::: INPUT MATERIAL :::

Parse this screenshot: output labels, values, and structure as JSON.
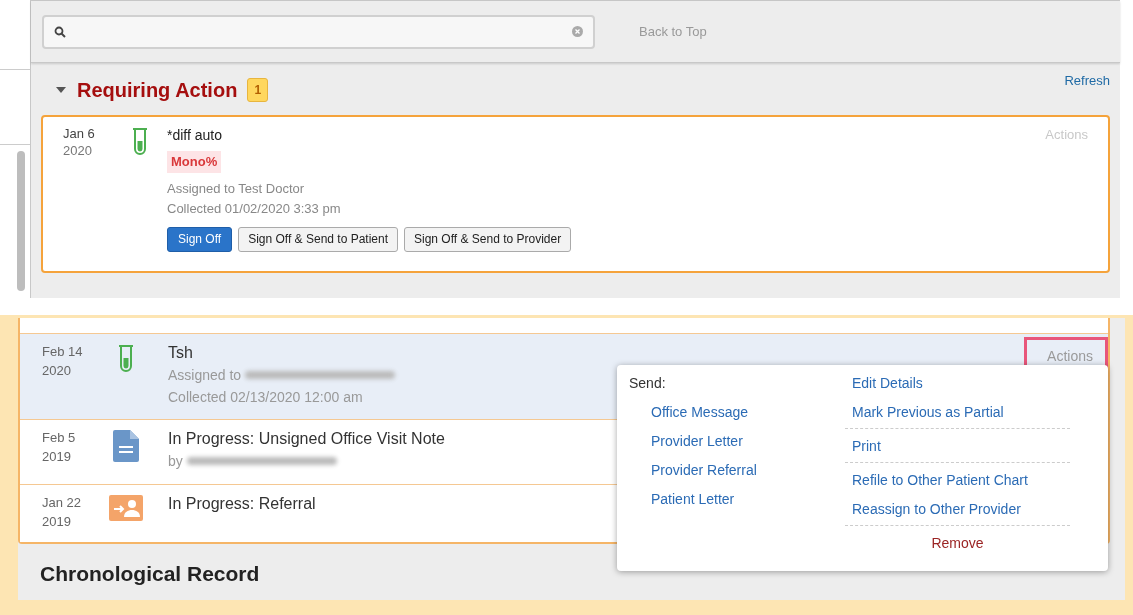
{
  "toolbar": {
    "back_to_top": "Back to Top"
  },
  "requiring_action": {
    "title": "Requiring Action",
    "expanded": true,
    "count": "1",
    "refresh": "Refresh",
    "item": {
      "date": "Jan 6",
      "year": "2020",
      "kind": "lab",
      "title": "*diff auto",
      "flag": "Mono%",
      "lines": [
        {
          "text": "Assigned to Test Doctor",
          "redacted": false
        },
        {
          "text": "Collected 01/02/2020 3:33 pm",
          "redacted": false
        }
      ],
      "actions": {
        "label": "Actions",
        "highlighted": false
      },
      "buttons": [
        {
          "label": "Sign Off",
          "primary": true
        },
        {
          "label": "Sign Off & Send to Patient",
          "primary": false
        },
        {
          "label": "Sign Off & Send to Provider",
          "primary": false
        }
      ]
    }
  },
  "record": {
    "items": [
      {
        "date": "Feb 14",
        "year": "2020",
        "kind": "lab",
        "title": "Tsh",
        "selected": true,
        "lines": [
          {
            "text": "Assigned to",
            "redacted": true
          },
          {
            "text": "Collected 02/13/2020 12:00 am",
            "redacted": false
          }
        ],
        "actions": {
          "label": "Actions",
          "highlighted": true
        }
      },
      {
        "date": "Feb 5",
        "year": "2019",
        "kind": "note",
        "title": "In Progress: Unsigned Office Visit Note",
        "selected": false,
        "lines": [
          {
            "text": "by",
            "redacted": true
          }
        ]
      },
      {
        "date": "Jan 22",
        "year": "2019",
        "kind": "referral",
        "title": "In Progress: Referral",
        "selected": false
      }
    ],
    "heading": "Chronological Record"
  },
  "menu": {
    "send_label": "Send:",
    "send_items": [
      "Office Message",
      "Provider Letter",
      "Provider Referral",
      "Patient Letter"
    ],
    "groups": [
      [
        "Edit Details",
        "Mark Previous as Partial"
      ],
      [
        "Print"
      ],
      [
        "Refile to Other Patient Chart",
        "Reassign to Other Provider"
      ]
    ],
    "remove": "Remove"
  }
}
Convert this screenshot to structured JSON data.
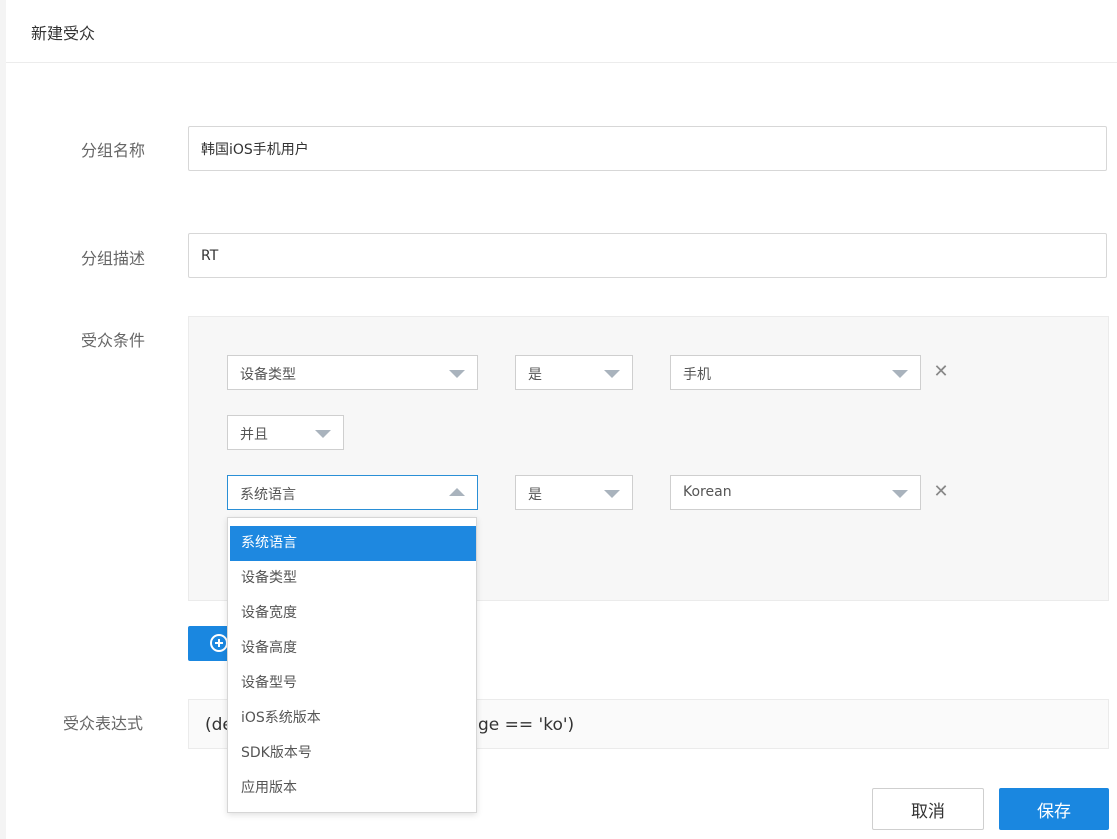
{
  "header": {
    "title": "新建受众"
  },
  "form": {
    "group_name": {
      "label": "分组名称",
      "value": "韩国iOS手机用户"
    },
    "group_desc": {
      "label": "分组描述",
      "value": "RT"
    },
    "conditions_label": "受众条件",
    "expression_label": "受众表达式"
  },
  "conditions": {
    "row1": {
      "field": "设备类型",
      "operator": "是",
      "value": "手机"
    },
    "connector": "并且",
    "row2": {
      "field": "系统语言",
      "operator": "是",
      "value": "Korean"
    },
    "remove_icon": "close-icon"
  },
  "dropdown": {
    "items": [
      "系统语言",
      "设备类型",
      "设备宽度",
      "设备高度",
      "设备型号",
      "iOS系统版本",
      "SDK版本号",
      "应用版本"
    ],
    "selected_index": 0
  },
  "expression": {
    "visible_left": "(de",
    "visible_right": "ge == 'ko')"
  },
  "actions": {
    "cancel": "取消",
    "save": "保存"
  },
  "colors": {
    "primary": "#1a87e0",
    "selected": "#1e88e0",
    "panel": "#f7f7f7"
  }
}
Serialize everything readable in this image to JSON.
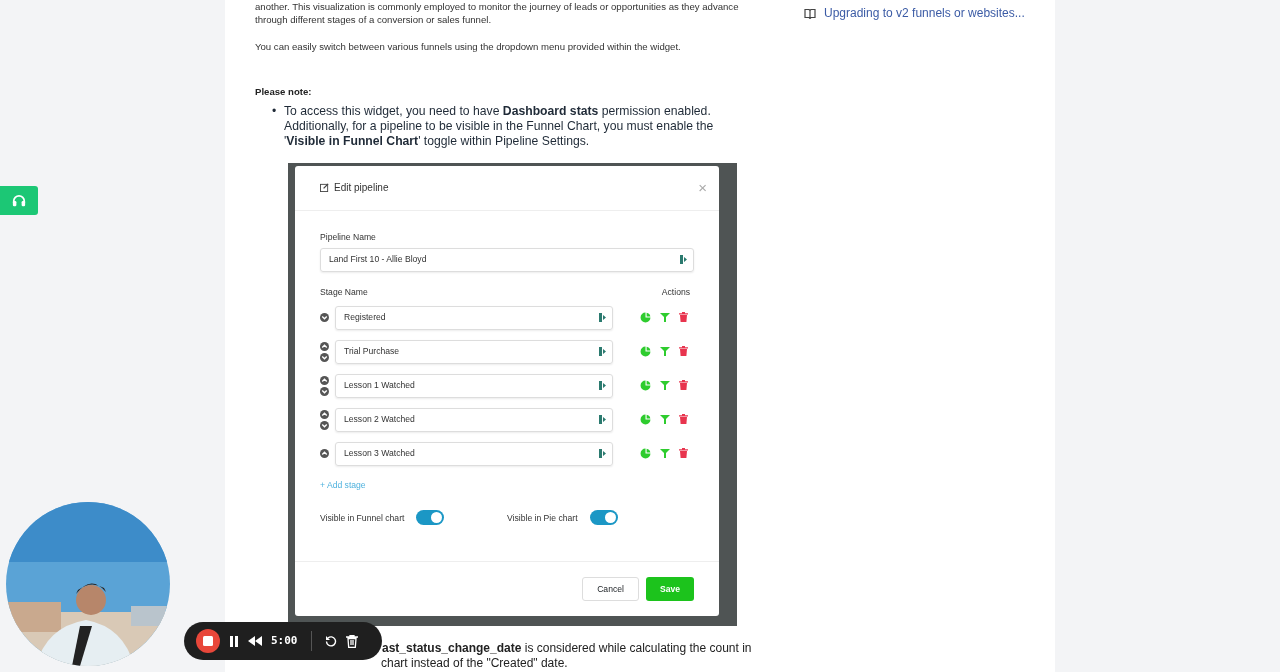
{
  "article": {
    "intro_lines": [
      "another. This visualization is commonly employed to monitor the journey of leads or opportunities as they advance",
      "through different stages of a conversion or sales funnel."
    ],
    "switch_note": "You can easily switch between various funnels using the dropdown menu provided within the widget.",
    "note_heading": "Please note:",
    "bullets": [
      {
        "marker": "•",
        "text": "To access this widget, you need to have **Dashboard stats** permission enabled. Additionally, for a pipeline to be visible in the Funnel Chart, you must enable the '**Visible in Funnel Chart**' toggle within Pipeline Settings."
      }
    ],
    "screenshot": {
      "title": "Edit pipeline",
      "close": "×",
      "pipeline_label": "Pipeline Name",
      "pipeline_value": "Land First 10 - Allie Bloyd",
      "stage_label": "Stage Name",
      "actions_label": "Actions",
      "stages": [
        {
          "value": "Registered",
          "can_move_up": false,
          "can_move_down": true
        },
        {
          "value": "Trial Purchase",
          "can_move_up": true,
          "can_move_down": true
        },
        {
          "value": "Lesson 1 Watched",
          "can_move_up": true,
          "can_move_down": true
        },
        {
          "value": "Lesson 2 Watched",
          "can_move_up": true,
          "can_move_down": true
        },
        {
          "value": "Lesson 3 Watched",
          "can_move_up": true,
          "can_move_down": false
        }
      ],
      "add_stage": "+ Add stage",
      "toggles": [
        {
          "label": "Visible in Funnel chart",
          "on": true
        },
        {
          "label": "Visible in Pie chart",
          "on": true
        }
      ],
      "buttons": [
        {
          "label": "Cancel",
          "kind": "secondary"
        },
        {
          "label": "Save",
          "kind": "primary"
        }
      ]
    },
    "after_lines": [
      "**ast_status_change_date** is considered while calculating the count in",
      "chart instead of the \"Created\" date."
    ]
  },
  "sidebar": {
    "links": [
      {
        "label": "Upgrading to v2 funnels or websites..."
      }
    ]
  },
  "recorder": {
    "time": "5:00"
  }
}
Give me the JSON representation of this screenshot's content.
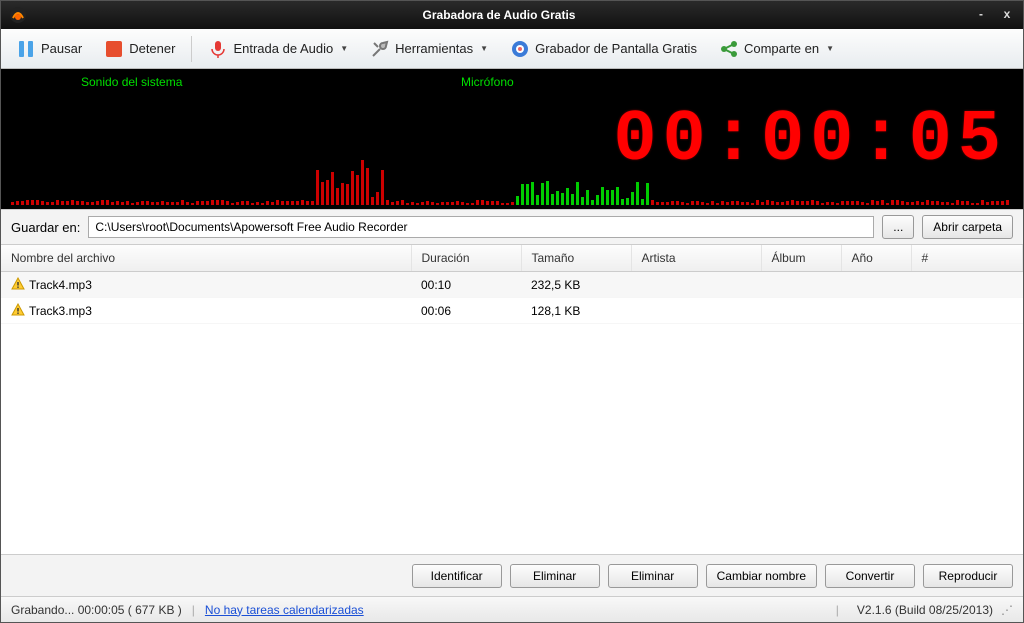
{
  "title": "Grabadora de Audio Gratis",
  "toolbar": {
    "pause": "Pausar",
    "stop": "Detener",
    "audio_input": "Entrada de Audio",
    "tools": "Herramientas",
    "screen_recorder": "Grabador de Pantalla Gratis",
    "share": "Comparte en"
  },
  "waveform": {
    "system_label": "Sonido del sistema",
    "mic_label": "Micrófono",
    "timer": "00:00:05"
  },
  "save": {
    "label": "Guardar en:",
    "path": "C:\\Users\\root\\Documents\\Apowersoft Free Audio Recorder",
    "browse": "...",
    "open_folder": "Abrir carpeta"
  },
  "columns": {
    "filename": "Nombre del archivo",
    "duration": "Duración",
    "size": "Tamaño",
    "artist": "Artista",
    "album": "Álbum",
    "year": "Año",
    "num": "#"
  },
  "tracks": [
    {
      "filename": "Track4.mp3",
      "duration": "00:10",
      "size": "232,5 KB",
      "artist": "",
      "album": "",
      "year": "",
      "num": ""
    },
    {
      "filename": "Track3.mp3",
      "duration": "00:06",
      "size": "128,1 KB",
      "artist": "",
      "album": "",
      "year": "",
      "num": ""
    }
  ],
  "actions": {
    "identify": "Identificar",
    "delete1": "Eliminar",
    "delete2": "Eliminar",
    "rename": "Cambiar nombre",
    "convert": "Convertir",
    "play": "Reproducir"
  },
  "status": {
    "recording": "Grabando... 00:00:05 ( 677 KB )",
    "no_tasks": "No hay tareas calendarizadas",
    "version": "V2.1.6 (Build 08/25/2013)"
  }
}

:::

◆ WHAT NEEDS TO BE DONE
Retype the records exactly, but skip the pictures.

◆ RESPONSE
Parse this screenshot: output labels, values, and structure as JSON.
{
  "toolbar": {
    "back_to_top": "Back to Top"
  },
  "requiring_action": {
    "title": "Requiring Action",
    "expanded": true,
    "count": "1",
    "refresh": "Refresh",
    "item": {
      "date": "Jan 6",
      "year": "2020",
      "kind": "lab",
      "title": "*diff auto",
      "flag": "Mono%",
      "lines": [
        {
          "text": "Assigned to Test Doctor",
          "redacted": false
        },
        {
          "text": "Collected 01/02/2020 3:33 pm",
          "redacted": false
        }
      ],
      "actions": {
        "label": "Actions",
        "highlighted": false
      },
      "buttons": [
        {
          "label": "Sign Off",
          "primary": true
        },
        {
          "label": "Sign Off & Send to Patient",
          "primary": false
        },
        {
          "label": "Sign Off & Send to Provider",
          "primary": false
        }
      ]
    }
  },
  "record": {
    "items": [
      {
        "date": "Feb 14",
        "year": "2020",
        "kind": "lab",
        "title": "Tsh",
        "selected": true,
        "lines": [
          {
            "text": "Assigned to",
            "redacted": true
          },
          {
            "text": "Collected 02/13/2020 12:00 am",
            "redacted": false
          }
        ],
        "actions": {
          "label": "Actions",
          "highlighted": true
        }
      },
      {
        "date": "Feb 5",
        "year": "2019",
        "kind": "note",
        "title": "In Progress: Unsigned Office Visit Note",
        "selected": false,
        "lines": [
          {
            "text": "by",
            "redacted": true
          }
        ]
      },
      {
        "date": "Jan 22",
        "year": "2019",
        "kind": "referral",
        "title": "In Progress: Referral",
        "selected": false
      }
    ],
    "heading": "Chronological Record"
  },
  "menu": {
    "send_label": "Send:",
    "send_items": [
      "Office Message",
      "Provider Letter",
      "Provider Referral",
      "Patient Letter"
    ],
    "groups": [
      [
        "Edit Details",
        "Mark Previous as Partial"
      ],
      [
        "Print"
      ],
      [
        "Refile to Other Patient Chart",
        "Reassign to Other Provider"
      ]
    ],
    "remove": "Remove"
  }
}
Convert this screenshot to structured JSON data.
{
  "header": {
    "title": "新建受众"
  },
  "form": {
    "group_name": {
      "label": "分组名称",
      "value": "韩国iOS手机用户"
    },
    "group_desc": {
      "label": "分组描述",
      "value": "RT"
    },
    "conditions_label": "受众条件",
    "expression_label": "受众表达式"
  },
  "conditions": {
    "row1": {
      "field": "设备类型",
      "operator": "是",
      "value": "手机"
    },
    "connector": "并且",
    "row2": {
      "field": "系统语言",
      "operator": "是",
      "value": "Korean"
    },
    "remove_icon": "close-icon"
  },
  "dropdown": {
    "items": [
      "系统语言",
      "设备类型",
      "设备宽度",
      "设备高度",
      "设备型号",
      "iOS系统版本",
      "SDK版本号",
      "应用版本"
    ],
    "selected_index": 0
  },
  "expression": {
    "visible_left": "(de",
    "visible_right": "ge == 'ko')"
  },
  "actions": {
    "cancel": "取消",
    "save": "保存"
  },
  "colors": {
    "primary": "#1a87e0",
    "selected": "#1e88e0",
    "panel": "#f7f7f7"
  }
}
Serialize everything readable in this image to JSON.
{
  "article": {
    "intro_lines": [
      "another. This visualization is commonly employed to monitor the journey of leads or opportunities as they advance",
      "through different stages of a conversion or sales funnel."
    ],
    "switch_note": "You can easily switch between various funnels using the dropdown menu provided within the widget.",
    "note_heading": "Please note:",
    "bullets": [
      {
        "marker": "•",
        "text": "To access this widget, you need to have **Dashboard stats** permission enabled. Additionally, for a pipeline to be visible in the Funnel Chart, you must enable the '**Visible in Funnel Chart**' toggle within Pipeline Settings."
      }
    ],
    "screenshot": {
      "title": "Edit pipeline",
      "close": "×",
      "pipeline_label": "Pipeline Name",
      "pipeline_value": "Land First 10 - Allie Bloyd",
      "stage_label": "Stage Name",
      "actions_label": "Actions",
      "stages": [
        {
          "value": "Registered",
          "can_move_up": false,
          "can_move_down": true
        },
        {
          "value": "Trial Purchase",
          "can_move_up": true,
          "can_move_down": true
        },
        {
          "value": "Lesson 1 Watched",
          "can_move_up": true,
          "can_move_down": true
        },
        {
          "value": "Lesson 2 Watched",
          "can_move_up": true,
          "can_move_down": true
        },
        {
          "value": "Lesson 3 Watched",
          "can_move_up": true,
          "can_move_down": false
        }
      ],
      "add_stage": "+ Add stage",
      "toggles": [
        {
          "label": "Visible in Funnel chart",
          "on": true
        },
        {
          "label": "Visible in Pie chart",
          "on": true
        }
      ],
      "buttons": [
        {
          "label": "Cancel",
          "kind": "secondary"
        },
        {
          "label": "Save",
          "kind": "primary"
        }
      ]
    },
    "after_lines": [
      "**ast_status_change_date** is considered while calculating the count in",
      "chart instead of the \"Created\" date."
    ]
  },
  "sidebar": {
    "links": [
      {
        "label": "Upgrading to v2 funnels or websites..."
      }
    ]
  },
  "recorder": {
    "time": "5:00"
  }
}
Give me the JSON representation of this screenshot's content.
{
  "title": "Grabadora de Audio Gratis",
  "toolbar": {
    "pause": "Pausar",
    "stop": "Detener",
    "audio_input": "Entrada de Audio",
    "tools": "Herramientas",
    "screen_recorder": "Grabador de Pantalla Gratis",
    "share": "Comparte en"
  },
  "waveform": {
    "system_label": "Sonido del sistema",
    "mic_label": "Micrófono",
    "timer": "00:00:05"
  },
  "save": {
    "label": "Guardar en:",
    "path": "C:\\Users\\root\\Documents\\Apowersoft Free Audio Recorder",
    "browse": "...",
    "open_folder": "Abrir carpeta"
  },
  "columns": {
    "filename": "Nombre del archivo",
    "duration": "Duración",
    "size": "Tamaño",
    "artist": "Artista",
    "album": "Álbum",
    "year": "Año",
    "num": "#"
  },
  "tracks": [
    {
      "filename": "Track4.mp3",
      "duration": "00:10",
      "size": "232,5 KB",
      "artist": "",
      "album": "",
      "year": "",
      "num": ""
    },
    {
      "filename": "Track3.mp3",
      "duration": "00:06",
      "size": "128,1 KB",
      "artist": "",
      "album": "",
      "year": "",
      "num": ""
    }
  ],
  "actions": {
    "identify": "Identificar",
    "delete1": "Eliminar",
    "delete2": "Eliminar",
    "rename": "Cambiar nombre",
    "convert": "Convertir",
    "play": "Reproducir"
  },
  "status": {
    "recording": "Grabando... 00:00:05 ( 677 KB )",
    "no_tasks": "No hay tareas calendarizadas",
    "version": "V2.1.6 (Build 08/25/2013)"
  }
}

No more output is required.